Duncan works in the broadcast automation department at ESPN, and occasionally has the need to use CAD on various projects. A recently retired colleague of his, Bob, took care of the various AutoCAD customizations being used at ESPN, and has made use of code from this blog, over the years. At some point Duncan and Bob connected the dots about both knowing me (directly or via this blog), and so Duncan kindly arranged a trip to Bob’s place during our stay.
Bob lives in Guilford, which is about 45 minutes away from West Hartford (fun fact: I started working for Autodesk in the Guildford (UK) office, and everyone pronounced the name of the city without the first d :-). Bob has a fascinating hobby, too: he collects and restores pinball machines. He has a collection of 17 working pinball machines, many of which he has restored from a state of significant disrepair.
Walking into Bob’s basement is an amazing experience…
Bob’s collection – and his knowledge of pinball history – is beyond impressive. Here’s an electrical schematic of the Skylab machine, one of the oldest in his collection. (There’s one that’s slightly older, which you can tell because it has a score with the fewest digits. Skylab has one more digit in its score, but it’s fixed at 0: the number of digits was really a marker for how modern the game was, but it was obviously largely marketing-driven. The manufacturers even painted in a partial 9 above it and a partial 1 below it, to give the impression that it’s actually a reel that could turn. :-)
Skylab’s an electro-mechanical device, pre-dating the era where modern electronics were used in pinball machines’ innards. Interestingly the earliest pinball machines didn’t even have flippers (see the UX hint above showing where to find the buttons). Rather than being games of skills, they were basically gambling machines: you’d launch a ball with the plunger and get points – and potentially a payout – depending on what happened. A lot of manufacturers’ decisions around the ability to earn a free ball – rather than a free game, which could be considered financial recompense – were driven by rules governing gambling.

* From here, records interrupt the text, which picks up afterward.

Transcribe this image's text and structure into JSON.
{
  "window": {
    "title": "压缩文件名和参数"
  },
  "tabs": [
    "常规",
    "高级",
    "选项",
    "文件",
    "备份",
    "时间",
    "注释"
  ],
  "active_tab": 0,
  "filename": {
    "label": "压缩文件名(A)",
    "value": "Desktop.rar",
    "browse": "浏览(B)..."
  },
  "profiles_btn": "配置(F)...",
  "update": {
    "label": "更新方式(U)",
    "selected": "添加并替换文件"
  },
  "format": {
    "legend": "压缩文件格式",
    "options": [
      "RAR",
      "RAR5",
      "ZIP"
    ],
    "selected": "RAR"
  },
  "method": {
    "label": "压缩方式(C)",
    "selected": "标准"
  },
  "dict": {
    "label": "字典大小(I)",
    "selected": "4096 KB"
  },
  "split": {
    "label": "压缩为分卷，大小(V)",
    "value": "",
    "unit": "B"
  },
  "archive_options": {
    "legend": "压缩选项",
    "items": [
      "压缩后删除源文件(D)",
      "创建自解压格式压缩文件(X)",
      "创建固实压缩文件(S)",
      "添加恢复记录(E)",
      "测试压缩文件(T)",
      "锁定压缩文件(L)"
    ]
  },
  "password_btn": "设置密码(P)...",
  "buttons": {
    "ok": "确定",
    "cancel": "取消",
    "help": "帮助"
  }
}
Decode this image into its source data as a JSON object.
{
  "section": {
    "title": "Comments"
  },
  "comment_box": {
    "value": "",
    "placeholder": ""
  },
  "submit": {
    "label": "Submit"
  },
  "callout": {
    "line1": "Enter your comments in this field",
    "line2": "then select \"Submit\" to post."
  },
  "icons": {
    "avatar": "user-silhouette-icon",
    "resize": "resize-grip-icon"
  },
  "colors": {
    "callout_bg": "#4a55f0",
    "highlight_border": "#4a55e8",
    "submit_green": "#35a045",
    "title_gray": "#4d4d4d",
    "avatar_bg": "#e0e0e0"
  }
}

Bob opened up many of the machines to show us how they worked. Super-interesting.
I could have listened to Bob talk about his passion all day…
Out back, Bob has his workshop where he has a few machines awaiting restoration. The skillset needed to resurrect one of these games is wide-ranging: not only do you need to manage electrical circuitry and electronics, you need to deal with mechanical problems and even the creation/restoration of decals. Bob has taught himself to airbrush, for instance. Some of the designs on these machines needed a huge amount of work to restore, masking tiny details while airbrushing around them.
The results of Bob’s hard work are simply magical, though. Pinball machines may have been largely superceded by video games – due to their relative complexity and difficulty to maintain – but their appeal is timeless: kids of all ages are still drawn to them, as you can see below.
I played almost all of them during the 3 hours we were hosted by Bob and his wife, Kathy, even if I was never much of a pinball wizard, myself.
A huge thank you to Bob and Kathy for a fascinating afternoon in Guilford, as well as to Duncan and Eugenia for welcoming us into their home in West Hartford.
I’m very much looking forward to coming back again to this part of the world, at some point. For now, though, we’re heading to Toronto where I’ll be spending time with colleagues from Autodesk Research in an internal “systems summit”. A different kind of fun. :-)